The first question could be an easy or hard one: why witches? You’ve written novels about witches several times before, including The Physick Book of Deliverance Dane, which takes place partially during the Salem witch trials. What draws you back to witches again and again?
Part of it has to do with personal context. I started writing Dane while in graduate school for American Studies. I was living in Marblehead,
Nancy Hale came into my life as a bit of an accident. I had published a tiny review in a literary magazine, of which I was stupidly and inordinately proud, and received, along with the magazine, a copy of a new collection of some of Nancy Hale’s short stories accompanied by new criticism. The subtitle of the collection described the book as “Of the Life & Work of a Lost American Master.”
This post originally appeared on March 4th, 2014. My first day at the clinic, a man commits suicide by jumping off a building across the street. It’s a bright but deceptively cold March morning, the sky an unbroken cornflower blue dome. I don’t see him; I’m trying, futilely, to find a sun-warmed patch of sidewalk for my critically under-socked feet, and my back is turned. Soon, the street fills with first responders, and police officers…
Caitlin Keefe Moran last wrote for The Toast about her work as an abortion clinic escort.

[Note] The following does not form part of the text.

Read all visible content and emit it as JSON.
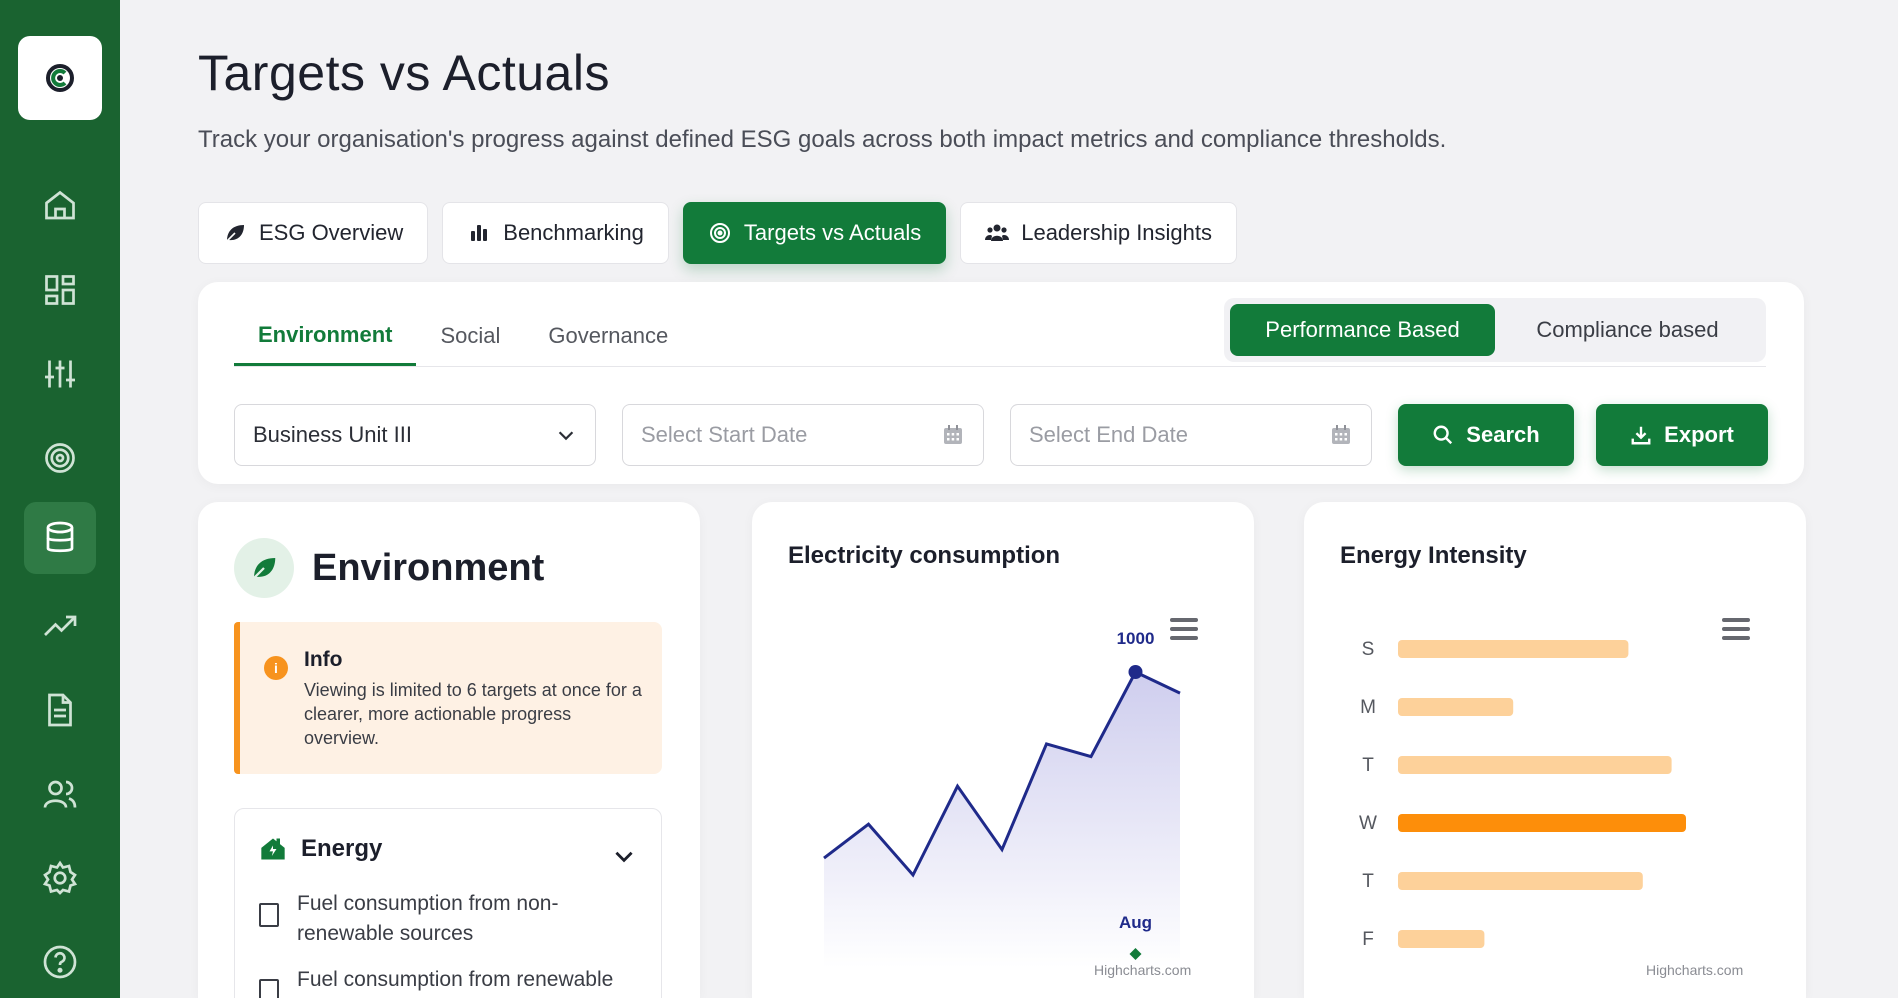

This post, and several others to appear in due course, are generously sponsored by a gentleman-scholar from County San Francisco, supportive of the production and assessment of nasty novels, dealing familiarly with gamblers, misandrists and flashy reprobates.